**What to produce:** Print the full set of records below, character for character and picture-free.

Dataset rows describing interfaces:

------------------------------------------------------------

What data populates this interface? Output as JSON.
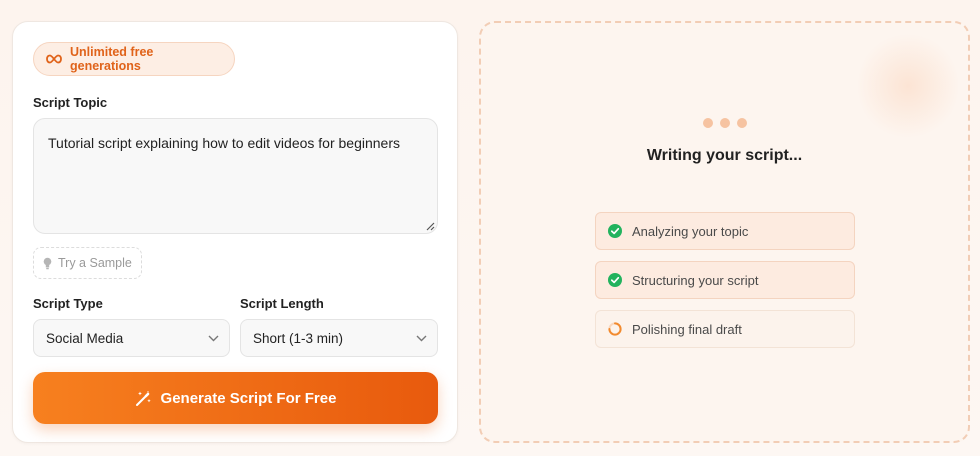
{
  "form": {
    "badge_label": "Unlimited free generations",
    "topic_label": "Script Topic",
    "topic_value": "Tutorial script explaining how to edit videos for beginners",
    "sample_label": "Try a Sample",
    "type_label": "Script Type",
    "type_value": "Social Media",
    "length_label": "Script Length",
    "length_value": "Short (1-3 min)",
    "generate_label": "Generate Script For Free"
  },
  "output": {
    "status_title": "Writing your script...",
    "steps": [
      {
        "label": "Analyzing your topic",
        "state": "done"
      },
      {
        "label": "Structuring your script",
        "state": "done"
      },
      {
        "label": "Polishing final draft",
        "state": "in-progress"
      }
    ]
  },
  "colors": {
    "accent": "#ef6c17",
    "success": "#22b35e",
    "badge_bg": "#fdeee4"
  },
  "icons": {
    "badge": "infinity-icon",
    "sample": "lightbulb-icon",
    "dropdown": "chevron-down-icon",
    "generate": "magic-wand-icon",
    "done": "check-circle-icon",
    "in_progress": "spinner-icon"
  }
}
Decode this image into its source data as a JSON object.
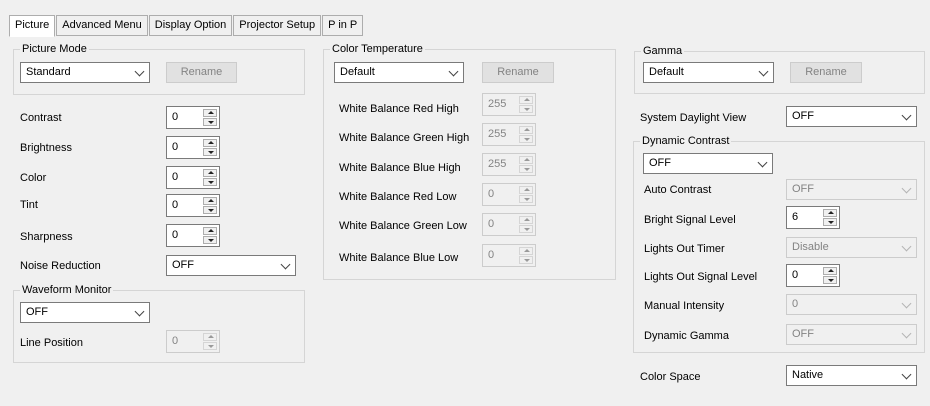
{
  "tabs": [
    "Picture",
    "Advanced Menu",
    "Display Option",
    "Projector Setup",
    "P in P"
  ],
  "picture_mode": {
    "title": "Picture Mode",
    "value": "Standard",
    "rename": "Rename"
  },
  "adjust": {
    "contrast": {
      "label": "Contrast",
      "value": "0"
    },
    "brightness": {
      "label": "Brightness",
      "value": "0"
    },
    "color": {
      "label": "Color",
      "value": "0"
    },
    "tint": {
      "label": "Tint",
      "value": "0"
    },
    "sharpness": {
      "label": "Sharpness",
      "value": "0"
    },
    "noise_reduction": {
      "label": "Noise Reduction",
      "value": "OFF"
    }
  },
  "waveform": {
    "title": "Waveform Monitor",
    "value": "OFF",
    "line_position_label": "Line Position",
    "line_position_value": "0"
  },
  "color_temp": {
    "title": "Color Temperature",
    "value": "Default",
    "rename": "Rename",
    "red_high": {
      "label": "White Balance Red High",
      "value": "255"
    },
    "green_high": {
      "label": "White Balance Green High",
      "value": "255"
    },
    "blue_high": {
      "label": "White Balance Blue High",
      "value": "255"
    },
    "red_low": {
      "label": "White Balance Red Low",
      "value": "0"
    },
    "green_low": {
      "label": "White Balance Green Low",
      "value": "0"
    },
    "blue_low": {
      "label": "White Balance Blue Low",
      "value": "0"
    }
  },
  "gamma": {
    "title": "Gamma",
    "value": "Default",
    "rename": "Rename"
  },
  "daylight": {
    "label": "System Daylight View",
    "value": "OFF"
  },
  "dynamic_contrast": {
    "title": "Dynamic Contrast",
    "value": "OFF",
    "auto_contrast": {
      "label": "Auto Contrast",
      "value": "OFF"
    },
    "bright_signal": {
      "label": "Bright Signal Level",
      "value": "6"
    },
    "lights_out_timer": {
      "label": "Lights Out Timer",
      "value": "Disable"
    },
    "lights_out_signal": {
      "label": "Lights Out Signal Level",
      "value": "0"
    },
    "manual_intensity": {
      "label": "Manual Intensity",
      "value": "0"
    },
    "dynamic_gamma": {
      "label": "Dynamic Gamma",
      "value": "OFF"
    }
  },
  "color_space": {
    "label": "Color Space",
    "value": "Native"
  }
}
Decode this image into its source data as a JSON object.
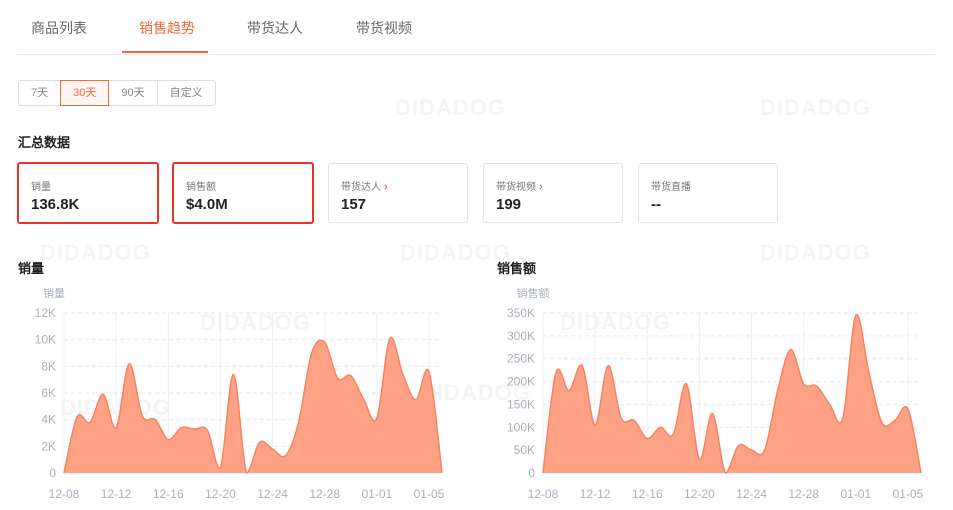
{
  "tabs": [
    {
      "label": "商品列表",
      "active": false
    },
    {
      "label": "销售趋势",
      "active": true
    },
    {
      "label": "带货达人",
      "active": false
    },
    {
      "label": "带货视频",
      "active": false
    }
  ],
  "ranges": [
    {
      "label": "7天",
      "active": false
    },
    {
      "label": "30天",
      "active": true
    },
    {
      "label": "90天",
      "active": false
    },
    {
      "label": "自定义",
      "active": false
    }
  ],
  "summary": {
    "title": "汇总数据",
    "cards": [
      {
        "label": "销量",
        "value": "136.8K",
        "link": false,
        "highlighted": true
      },
      {
        "label": "销售额",
        "value": "$4.0M",
        "link": false,
        "highlighted": true
      },
      {
        "label": "带货达人",
        "value": "157",
        "link": true,
        "highlighted": false
      },
      {
        "label": "带货视频",
        "value": "199",
        "link": true,
        "highlighted": false
      },
      {
        "label": "带货直播",
        "value": "--",
        "link": false,
        "highlighted": false
      }
    ]
  },
  "watermark": "DIDADOG",
  "colors": {
    "accent": "#f06a3a",
    "highlight_border": "#e8332a",
    "area_fill": "#ffa184",
    "area_stroke": "#f58466"
  },
  "chart_data": [
    {
      "type": "area",
      "title": "销量",
      "ylabel": "销量",
      "ylim": [
        0,
        12000
      ],
      "yticks": [
        0,
        2000,
        4000,
        6000,
        8000,
        10000,
        12000
      ],
      "ytick_labels": [
        "0",
        "2K",
        "4K",
        "6K",
        "8K",
        "10K",
        "12K"
      ],
      "xtick_labels": [
        "12-08",
        "12-12",
        "12-16",
        "12-20",
        "12-24",
        "12-28",
        "01-01",
        "01-05"
      ],
      "xtick_index": [
        0,
        4,
        8,
        12,
        16,
        20,
        24,
        28
      ],
      "x": [
        "12-08",
        "12-09",
        "12-10",
        "12-11",
        "12-12",
        "12-13",
        "12-14",
        "12-15",
        "12-16",
        "12-17",
        "12-18",
        "12-19",
        "12-20",
        "12-21",
        "12-22",
        "12-23",
        "12-24",
        "12-25",
        "12-26",
        "12-27",
        "12-28",
        "12-29",
        "12-30",
        "12-31",
        "01-01",
        "01-02",
        "01-03",
        "01-04",
        "01-05",
        "01-06"
      ],
      "values": [
        0,
        4200,
        3800,
        5900,
        3400,
        8200,
        4300,
        4000,
        2500,
        3400,
        3300,
        3200,
        400,
        7400,
        0,
        2300,
        1800,
        1300,
        3800,
        9000,
        9800,
        7100,
        7300,
        5500,
        4100,
        10100,
        7400,
        5500,
        7600,
        0
      ],
      "grid": true,
      "legend": "none"
    },
    {
      "type": "area",
      "title": "销售额",
      "ylabel": "销售额",
      "ylim": [
        0,
        350000
      ],
      "yticks": [
        0,
        50000,
        100000,
        150000,
        200000,
        250000,
        300000,
        350000
      ],
      "ytick_labels": [
        "0",
        "50K",
        "100K",
        "150K",
        "200K",
        "250K",
        "300K",
        "350K"
      ],
      "xtick_labels": [
        "12-08",
        "12-12",
        "12-16",
        "12-20",
        "12-24",
        "12-28",
        "01-01",
        "01-05"
      ],
      "xtick_index": [
        0,
        4,
        8,
        12,
        16,
        20,
        24,
        28
      ],
      "x": [
        "12-08",
        "12-09",
        "12-10",
        "12-11",
        "12-12",
        "12-13",
        "12-14",
        "12-15",
        "12-16",
        "12-17",
        "12-18",
        "12-19",
        "12-20",
        "12-21",
        "12-22",
        "12-23",
        "12-24",
        "12-25",
        "12-26",
        "12-27",
        "12-28",
        "12-29",
        "12-30",
        "12-31",
        "01-01",
        "01-02",
        "01-03",
        "01-04",
        "01-05",
        "01-06"
      ],
      "values": [
        0,
        220000,
        180000,
        235000,
        105000,
        235000,
        120000,
        115000,
        75000,
        100000,
        85000,
        195000,
        30000,
        130000,
        0,
        60000,
        50000,
        50000,
        180000,
        270000,
        195000,
        190000,
        150000,
        120000,
        345000,
        220000,
        110000,
        115000,
        140000,
        0
      ],
      "grid": true,
      "legend": "none"
    }
  ]
}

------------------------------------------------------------

**Problem solution:**
What data populates this interface? Output as JSON.
{
  "form": {
    "badge_label": "Unlimited free generations",
    "topic_label": "Script Topic",
    "topic_value": "Tutorial script explaining how to edit videos for beginners",
    "sample_label": "Try a Sample",
    "type_label": "Script Type",
    "type_value": "Social Media",
    "length_label": "Script Length",
    "length_value": "Short (1-3 min)",
    "generate_label": "Generate Script For Free"
  },
  "output": {
    "status_title": "Writing your script...",
    "steps": [
      {
        "label": "Analyzing your topic",
        "state": "done"
      },
      {
        "label": "Structuring your script",
        "state": "done"
      },
      {
        "label": "Polishing final draft",
        "state": "in-progress"
      }
    ]
  },
  "colors": {
    "accent": "#ef6c17",
    "success": "#22b35e",
    "badge_bg": "#fdeee4"
  },
  "icons": {
    "badge": "infinity-icon",
    "sample": "lightbulb-icon",
    "dropdown": "chevron-down-icon",
    "generate": "magic-wand-icon",
    "done": "check-circle-icon",
    "in_progress": "spinner-icon"
  }
}
Decode this image into its source data as a JSON object.
{
  "tabs": [
    "Picture",
    "Advanced Menu",
    "Display Option",
    "Projector Setup",
    "P in P"
  ],
  "picture_mode": {
    "title": "Picture Mode",
    "value": "Standard",
    "rename": "Rename"
  },
  "adjust": {
    "contrast": {
      "label": "Contrast",
      "value": "0"
    },
    "brightness": {
      "label": "Brightness",
      "value": "0"
    },
    "color": {
      "label": "Color",
      "value": "0"
    },
    "tint": {
      "label": "Tint",
      "value": "0"
    },
    "sharpness": {
      "label": "Sharpness",
      "value": "0"
    },
    "noise_reduction": {
      "label": "Noise Reduction",
      "value": "OFF"
    }
  },
  "waveform": {
    "title": "Waveform Monitor",
    "value": "OFF",
    "line_position_label": "Line Position",
    "line_position_value": "0"
  },
  "color_temp": {
    "title": "Color Temperature",
    "value": "Default",
    "rename": "Rename",
    "red_high": {
      "label": "White Balance Red High",
      "value": "255"
    },
    "green_high": {
      "label": "White Balance Green High",
      "value": "255"
    },
    "blue_high": {
      "label": "White Balance Blue High",
      "value": "255"
    },
    "red_low": {
      "label": "White Balance Red Low",
      "value": "0"
    },
    "green_low": {
      "label": "White Balance Green Low",
      "value": "0"
    },
    "blue_low": {
      "label": "White Balance Blue Low",
      "value": "0"
    }
  },
  "gamma": {
    "title": "Gamma",
    "value": "Default",
    "rename": "Rename"
  },
  "daylight": {
    "label": "System Daylight View",
    "value": "OFF"
  },
  "dynamic_contrast": {
    "title": "Dynamic Contrast",
    "value": "OFF",
    "auto_contrast": {
      "label": "Auto Contrast",
      "value": "OFF"
    },
    "bright_signal": {
      "label": "Bright Signal Level",
      "value": "6"
    },
    "lights_out_timer": {
      "label": "Lights Out Timer",
      "value": "Disable"
    },
    "lights_out_signal": {
      "label": "Lights Out Signal Level",
      "value": "0"
    },
    "manual_intensity": {
      "label": "Manual Intensity",
      "value": "0"
    },
    "dynamic_gamma": {
      "label": "Dynamic Gamma",
      "value": "OFF"
    }
  },
  "color_space": {
    "label": "Color Space",
    "value": "Native"
  }
}
Decode this image into its source data as a JSON object.
{
  "tabs": [
    {
      "label": "商品列表",
      "active": false
    },
    {
      "label": "销售趋势",
      "active": true
    },
    {
      "label": "带货达人",
      "active": false
    },
    {
      "label": "带货视频",
      "active": false
    }
  ],
  "ranges": [
    {
      "label": "7天",
      "active": false
    },
    {
      "label": "30天",
      "active": true
    },
    {
      "label": "90天",
      "active": false
    },
    {
      "label": "自定义",
      "active": false
    }
  ],
  "summary": {
    "title": "汇总数据",
    "cards": [
      {
        "label": "销量",
        "value": "136.8K",
        "link": false,
        "highlighted": true
      },
      {
        "label": "销售额",
        "value": "$4.0M",
        "link": false,
        "highlighted": true
      },
      {
        "label": "带货达人",
        "value": "157",
        "link": true,
        "highlighted": false
      },
      {
        "label": "带货视频",
        "value": "199",
        "link": true,
        "highlighted": false
      },
      {
        "label": "带货直播",
        "value": "--",
        "link": false,
        "highlighted": false
      }
    ]
  },
  "watermark": "DIDADOG",
  "colors": {
    "accent": "#f06a3a",
    "highlight_border": "#e8332a",
    "area_fill": "#ffa184",
    "area_stroke": "#f58466"
  },
  "chart_data": [
    {
      "type": "area",
      "title": "销量",
      "ylabel": "销量",
      "ylim": [
        0,
        12000
      ],
      "yticks": [
        0,
        2000,
        4000,
        6000,
        8000,
        10000,
        12000
      ],
      "ytick_labels": [
        "0",
        "2K",
        "4K",
        "6K",
        "8K",
        "10K",
        "12K"
      ],
      "xtick_labels": [
        "12-08",
        "12-12",
        "12-16",
        "12-20",
        "12-24",
        "12-28",
        "01-01",
        "01-05"
      ],
      "xtick_index": [
        0,
        4,
        8,
        12,
        16,
        20,
        24,
        28
      ],
      "x": [
        "12-08",
        "12-09",
        "12-10",
        "12-11",
        "12-12",
        "12-13",
        "12-14",
        "12-15",
        "12-16",
        "12-17",
        "12-18",
        "12-19",
        "12-20",
        "12-21",
        "12-22",
        "12-23",
        "12-24",
        "12-25",
        "12-26",
        "12-27",
        "12-28",
        "12-29",
        "12-30",
        "12-31",
        "01-01",
        "01-02",
        "01-03",
        "01-04",
        "01-05",
        "01-06"
      ],
      "values": [
        0,
        4200,
        3800,
        5900,
        3400,
        8200,
        4300,
        4000,
        2500,
        3400,
        3300,
        3200,
        400,
        7400,
        0,
        2300,
        1800,
        1300,
        3800,
        9000,
        9800,
        7100,
        7300,
        5500,
        4100,
        10100,
        7400,
        5500,
        7600,
        0
      ],
      "grid": true,
      "legend": "none"
    },
    {
      "type": "area",
      "title": "销售额",
      "ylabel": "销售额",
      "ylim": [
        0,
        350000
      ],
      "yticks": [
        0,
        50000,
        100000,
        150000,
        200000,
        250000,
        300000,
        350000
      ],
      "ytick_labels": [
        "0",
        "50K",
        "100K",
        "150K",
        "200K",
        "250K",
        "300K",
        "350K"
      ],
      "xtick_labels": [
        "12-08",
        "12-12",
        "12-16",
        "12-20",
        "12-24",
        "12-28",
        "01-01",
        "01-05"
      ],
      "xtick_index": [
        0,
        4,
        8,
        12,
        16,
        20,
        24,
        28
      ],
      "x": [
        "12-08",
        "12-09",
        "12-10",
        "12-11",
        "12-12",
        "12-13",
        "12-14",
        "12-15",
        "12-16",
        "12-17",
        "12-18",
        "12-19",
        "12-20",
        "12-21",
        "12-22",
        "12-23",
        "12-24",
        "12-25",
        "12-26",
        "12-27",
        "12-28",
        "12-29",
        "12-30",
        "12-31",
        "01-01",
        "01-02",
        "01-03",
        "01-04",
        "01-05",
        "01-06"
      ],
      "values": [
        0,
        220000,
        180000,
        235000,
        105000,
        235000,
        120000,
        115000,
        75000,
        100000,
        85000,
        195000,
        30000,
        130000,
        0,
        60000,
        50000,
        50000,
        180000,
        270000,
        195000,
        190000,
        150000,
        120000,
        345000,
        220000,
        110000,
        115000,
        140000,
        0
      ],
      "grid": true,
      "legend": "none"
    }
  ]
}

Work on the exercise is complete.